(Element data from apps and pages)
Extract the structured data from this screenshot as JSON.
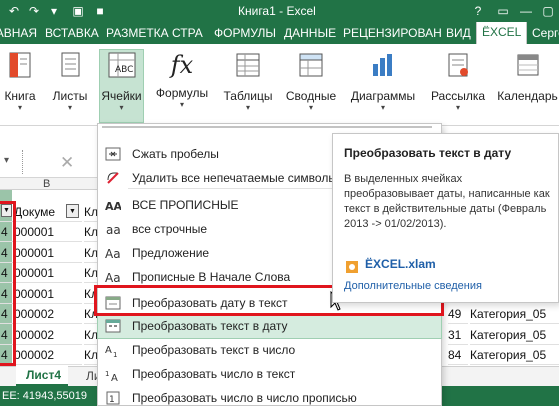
{
  "window": {
    "title": "Книга1 - Excel"
  },
  "tabs": [
    {
      "label": "ГЛАВНАЯ"
    },
    {
      "label": "ВСТАВКА"
    },
    {
      "label": "РАЗМЕТКА СТРА"
    },
    {
      "label": "ФОРМУЛЫ"
    },
    {
      "label": "ДАННЫЕ"
    },
    {
      "label": "РЕЦЕНЗИРОВАН"
    },
    {
      "label": "ВИД"
    },
    {
      "label": "ЁXCEL"
    },
    {
      "label": "Серге"
    }
  ],
  "ribbon": {
    "buttons": [
      {
        "label": "Книга",
        "icon": "book-icon"
      },
      {
        "label": "Листы",
        "icon": "sheets-icon"
      },
      {
        "label": "Ячейки",
        "icon": "cells-icon"
      },
      {
        "label": "Формулы",
        "icon": "fx-icon"
      },
      {
        "label": "Таблицы",
        "icon": "table-icon"
      },
      {
        "label": "Сводные",
        "icon": "pivot-icon"
      },
      {
        "label": "Диаграммы",
        "icon": "chart-icon"
      },
      {
        "label": "Рассылка",
        "icon": "mail-icon"
      },
      {
        "label": "Календарь",
        "icon": "calendar-icon"
      }
    ]
  },
  "formula_bar": {
    "cancel_symbol": "✕"
  },
  "grid": {
    "col_b_header": "B",
    "header_row": {
      "col_b": "Докуме",
      "col_c": "Кл"
    },
    "rows": [
      {
        "col_a": "4",
        "col_b": "000001",
        "col_c": "Кл"
      },
      {
        "col_a": "4",
        "col_b": "000001",
        "col_c": "Кл"
      },
      {
        "col_a": "4",
        "col_b": "000001",
        "col_c": "Кл"
      },
      {
        "col_a": "4",
        "col_b": "000001",
        "col_c": "Кл"
      },
      {
        "col_a": "4",
        "col_b": "000002",
        "col_c": "Кл",
        "right_num": "49",
        "right_cat": "Категория_05"
      },
      {
        "col_a": "4",
        "col_b": "000002",
        "col_c": "Кл",
        "right_num": "31",
        "right_cat": "Категория_05"
      },
      {
        "col_a": "4",
        "col_b": "000002",
        "col_c": "Кл",
        "right_num": "84",
        "right_cat": "Категория_05"
      }
    ]
  },
  "sheet_tabs": {
    "active": "Лист4",
    "partial": "Ли"
  },
  "status_bar": {
    "text": "ЕЕ: 41943,55019"
  },
  "menu": {
    "items": [
      {
        "label": "Сжать пробелы",
        "icon": "compress-spaces-icon"
      },
      {
        "label": "Удалить все непечатаемые символы",
        "icon": "delete-nonprintable-icon"
      },
      {
        "label": "ВСЕ ПРОПИСНЫЕ",
        "icon": "uppercase-icon"
      },
      {
        "label": "все строчные",
        "icon": "lowercase-icon"
      },
      {
        "label": "Предложение",
        "icon": "sentence-case-icon"
      },
      {
        "label": "Прописные В Начале Слова",
        "icon": "title-case-icon"
      },
      {
        "label": "Преобразовать дату в текст",
        "icon": "date-to-text-icon"
      },
      {
        "label": "Преобразовать текст в дату",
        "icon": "text-to-date-icon"
      },
      {
        "label": "Преобразовать текст в число",
        "icon": "text-to-number-icon"
      },
      {
        "label": "Преобразовать число в текст",
        "icon": "number-to-text-icon"
      },
      {
        "label": "Преобразовать число в число прописью",
        "icon": "number-to-words-icon"
      }
    ]
  },
  "tooltip": {
    "title": "Преобразовать текст в дату",
    "body": "В выделенных ячейках преобразовывает даты, написанные как текст в действительные даты (Февраль 2013 -> 01/02/2013).",
    "file": "ЁXCEL.xlam",
    "more": "Дополнительные сведения"
  },
  "colors": {
    "excel_green": "#217346",
    "highlight": "#d5ecdf",
    "red_outline": "#e0151d",
    "link": "#1f5fa8"
  }
}
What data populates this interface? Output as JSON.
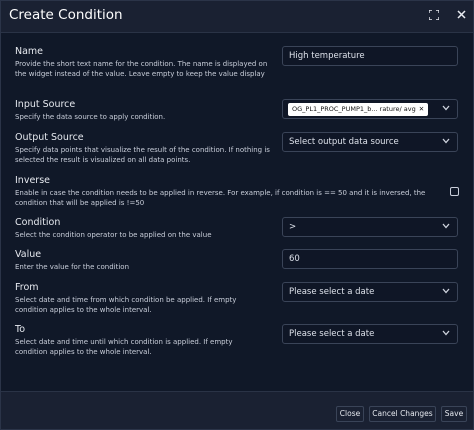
{
  "dialog": {
    "title": "Create Condition"
  },
  "fields": {
    "name": {
      "label": "Name",
      "description": "Provide the short text name for the condition. The name is displayed on the widget instead of the value. Leave empty to keep the value display",
      "value": "High temperature"
    },
    "input_source": {
      "label": "Input Source",
      "description": "Specify the data source to apply condition.",
      "chip": "OG_PL1_PROC_PUMP1_b... rature/ avg"
    },
    "output_source": {
      "label": "Output Source",
      "description": "Specify data points that visualize the result of the condition. If nothing is selected the result is visualized on all data points.",
      "placeholder": "Select output data source"
    },
    "inverse": {
      "label": "Inverse",
      "description": "Enable in case the condition needs to be applied in reverse. For example, if condition is == 50 and it is inversed, the condition that will be applied is !=50",
      "checked": false
    },
    "condition": {
      "label": "Condition",
      "description": "Select the condition operator to be applied on the value",
      "value": ">"
    },
    "value": {
      "label": "Value",
      "description": "Enter the value for the condition",
      "value": "60"
    },
    "from": {
      "label": "From",
      "description": "Select date and time from which condition be applied. If empty condition applies to the whole interval.",
      "placeholder": "Please select a date"
    },
    "to": {
      "label": "To",
      "description": "Select date and time until which condition is applied. If empty condition applies to the whole interval.",
      "placeholder": "Please select a date"
    }
  },
  "footer": {
    "close_label": "Close",
    "cancel_label": "Cancel Changes",
    "save_label": "Save"
  },
  "icons": {
    "maximize": "expand-icon",
    "close": "close-icon",
    "dropdown": "chevron-down-icon"
  }
}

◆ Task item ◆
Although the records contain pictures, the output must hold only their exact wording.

◆ Answer to this task ◆
Extract the structured data from this screenshot as JSON.
{
  "window": {
    "title": "Книга1 - Excel"
  },
  "tabs": [
    {
      "label": "ГЛАВНАЯ"
    },
    {
      "label": "ВСТАВКА"
    },
    {
      "label": "РАЗМЕТКА СТРА"
    },
    {
      "label": "ФОРМУЛЫ"
    },
    {
      "label": "ДАННЫЕ"
    },
    {
      "label": "РЕЦЕНЗИРОВАН"
    },
    {
      "label": "ВИД"
    },
    {
      "label": "ЁXCEL"
    },
    {
      "label": "Серге"
    }
  ],
  "ribbon": {
    "buttons": [
      {
        "label": "Книга",
        "icon": "book-icon"
      },
      {
        "label": "Листы",
        "icon": "sheets-icon"
      },
      {
        "label": "Ячейки",
        "icon": "cells-icon"
      },
      {
        "label": "Формулы",
        "icon": "fx-icon"
      },
      {
        "label": "Таблицы",
        "icon": "table-icon"
      },
      {
        "label": "Сводные",
        "icon": "pivot-icon"
      },
      {
        "label": "Диаграммы",
        "icon": "chart-icon"
      },
      {
        "label": "Рассылка",
        "icon": "mail-icon"
      },
      {
        "label": "Календарь",
        "icon": "calendar-icon"
      }
    ]
  },
  "formula_bar": {
    "cancel_symbol": "✕"
  },
  "grid": {
    "col_b_header": "B",
    "header_row": {
      "col_b": "Докуме",
      "col_c": "Кл"
    },
    "rows": [
      {
        "col_a": "4",
        "col_b": "000001",
        "col_c": "Кл"
      },
      {
        "col_a": "4",
        "col_b": "000001",
        "col_c": "Кл"
      },
      {
        "col_a": "4",
        "col_b": "000001",
        "col_c": "Кл"
      },
      {
        "col_a": "4",
        "col_b": "000001",
        "col_c": "Кл"
      },
      {
        "col_a": "4",
        "col_b": "000002",
        "col_c": "Кл",
        "right_num": "49",
        "right_cat": "Категория_05"
      },
      {
        "col_a": "4",
        "col_b": "000002",
        "col_c": "Кл",
        "right_num": "31",
        "right_cat": "Категория_05"
      },
      {
        "col_a": "4",
        "col_b": "000002",
        "col_c": "Кл",
        "right_num": "84",
        "right_cat": "Категория_05"
      }
    ]
  },
  "sheet_tabs": {
    "active": "Лист4",
    "partial": "Ли"
  },
  "status_bar": {
    "text": "ЕЕ: 41943,55019"
  },
  "menu": {
    "items": [
      {
        "label": "Сжать пробелы",
        "icon": "compress-spaces-icon"
      },
      {
        "label": "Удалить все непечатаемые символы",
        "icon": "delete-nonprintable-icon"
      },
      {
        "label": "ВСЕ ПРОПИСНЫЕ",
        "icon": "uppercase-icon"
      },
      {
        "label": "все строчные",
        "icon": "lowercase-icon"
      },
      {
        "label": "Предложение",
        "icon": "sentence-case-icon"
      },
      {
        "label": "Прописные В Начале Слова",
        "icon": "title-case-icon"
      },
      {
        "label": "Преобразовать дату в текст",
        "icon": "date-to-text-icon"
      },
      {
        "label": "Преобразовать текст в дату",
        "icon": "text-to-date-icon"
      },
      {
        "label": "Преобразовать текст в число",
        "icon": "text-to-number-icon"
      },
      {
        "label": "Преобразовать число в текст",
        "icon": "number-to-text-icon"
      },
      {
        "label": "Преобразовать число в число прописью",
        "icon": "number-to-words-icon"
      }
    ]
  },
  "tooltip": {
    "title": "Преобразовать текст в дату",
    "body": "В выделенных ячейках преобразовывает даты, написанные как текст в действительные даты (Февраль 2013 -> 01/02/2013).",
    "file": "ЁXCEL.xlam",
    "more": "Дополнительные сведения"
  },
  "colors": {
    "excel_green": "#217346",
    "highlight": "#d5ecdf",
    "red_outline": "#e0151d",
    "link": "#1f5fa8"
  }
}
What data populates this interface? Output as JSON.
{
  "dialog": {
    "title": "Create Condition"
  },
  "fields": {
    "name": {
      "label": "Name",
      "description": "Provide the short text name for the condition. The name is displayed on the widget instead of the value. Leave empty to keep the value display",
      "value": "High temperature"
    },
    "input_source": {
      "label": "Input Source",
      "description": "Specify the data source to apply condition.",
      "chip": "OG_PL1_PROC_PUMP1_b... rature/ avg"
    },
    "output_source": {
      "label": "Output Source",
      "description": "Specify data points that visualize the result of the condition. If nothing is selected the result is visualized on all data points.",
      "placeholder": "Select output data source"
    },
    "inverse": {
      "label": "Inverse",
      "description": "Enable in case the condition needs to be applied in reverse. For example, if condition is == 50 and it is inversed, the condition that will be applied is !=50",
      "checked": false
    },
    "condition": {
      "label": "Condition",
      "description": "Select the condition operator to be applied on the value",
      "value": ">"
    },
    "value": {
      "label": "Value",
      "description": "Enter the value for the condition",
      "value": "60"
    },
    "from": {
      "label": "From",
      "description": "Select date and time from which condition be applied. If empty condition applies to the whole interval.",
      "placeholder": "Please select a date"
    },
    "to": {
      "label": "To",
      "description": "Select date and time until which condition is applied. If empty condition applies to the whole interval.",
      "placeholder": "Please select a date"
    }
  },
  "footer": {
    "close_label": "Close",
    "cancel_label": "Cancel Changes",
    "save_label": "Save"
  },
  "icons": {
    "maximize": "expand-icon",
    "close": "close-icon",
    "dropdown": "chevron-down-icon"
  }
}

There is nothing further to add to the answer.